┌──
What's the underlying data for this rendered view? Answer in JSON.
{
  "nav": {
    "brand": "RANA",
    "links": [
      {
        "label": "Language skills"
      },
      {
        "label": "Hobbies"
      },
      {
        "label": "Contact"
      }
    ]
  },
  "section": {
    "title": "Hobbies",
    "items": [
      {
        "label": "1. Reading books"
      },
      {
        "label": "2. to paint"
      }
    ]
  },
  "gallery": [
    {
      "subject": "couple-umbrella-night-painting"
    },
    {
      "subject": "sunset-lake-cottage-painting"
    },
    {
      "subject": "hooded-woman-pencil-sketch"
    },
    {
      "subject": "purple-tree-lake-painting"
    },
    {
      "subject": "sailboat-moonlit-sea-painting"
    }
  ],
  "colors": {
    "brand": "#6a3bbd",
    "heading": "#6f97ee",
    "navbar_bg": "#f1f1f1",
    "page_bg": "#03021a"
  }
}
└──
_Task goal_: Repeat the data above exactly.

_Result_:
What's the underlying data for this rendered view? Answer in JSON.
{
  "nav": {
    "brand": "RANA",
    "links": [
      {
        "label": "Language skills"
      },
      {
        "label": "Hobbies"
      },
      {
        "label": "Contact"
      }
    ]
  },
  "section": {
    "title": "Hobbies",
    "items": [
      {
        "label": "1. Reading books"
      },
      {
        "label": "2. to paint"
      }
    ]
  },
  "gallery": [
    {
      "subject": "couple-umbrella-night-painting"
    },
    {
      "subject": "sunset-lake-cottage-painting"
    },
    {
      "subject": "hooded-woman-pencil-sketch"
    },
    {
      "subject": "purple-tree-lake-painting"
    },
    {
      "subject": "sailboat-moonlit-sea-painting"
    }
  ],
  "colors": {
    "brand": "#6a3bbd",
    "heading": "#6f97ee",
    "navbar_bg": "#f1f1f1",
    "page_bg": "#03021a"
  }
}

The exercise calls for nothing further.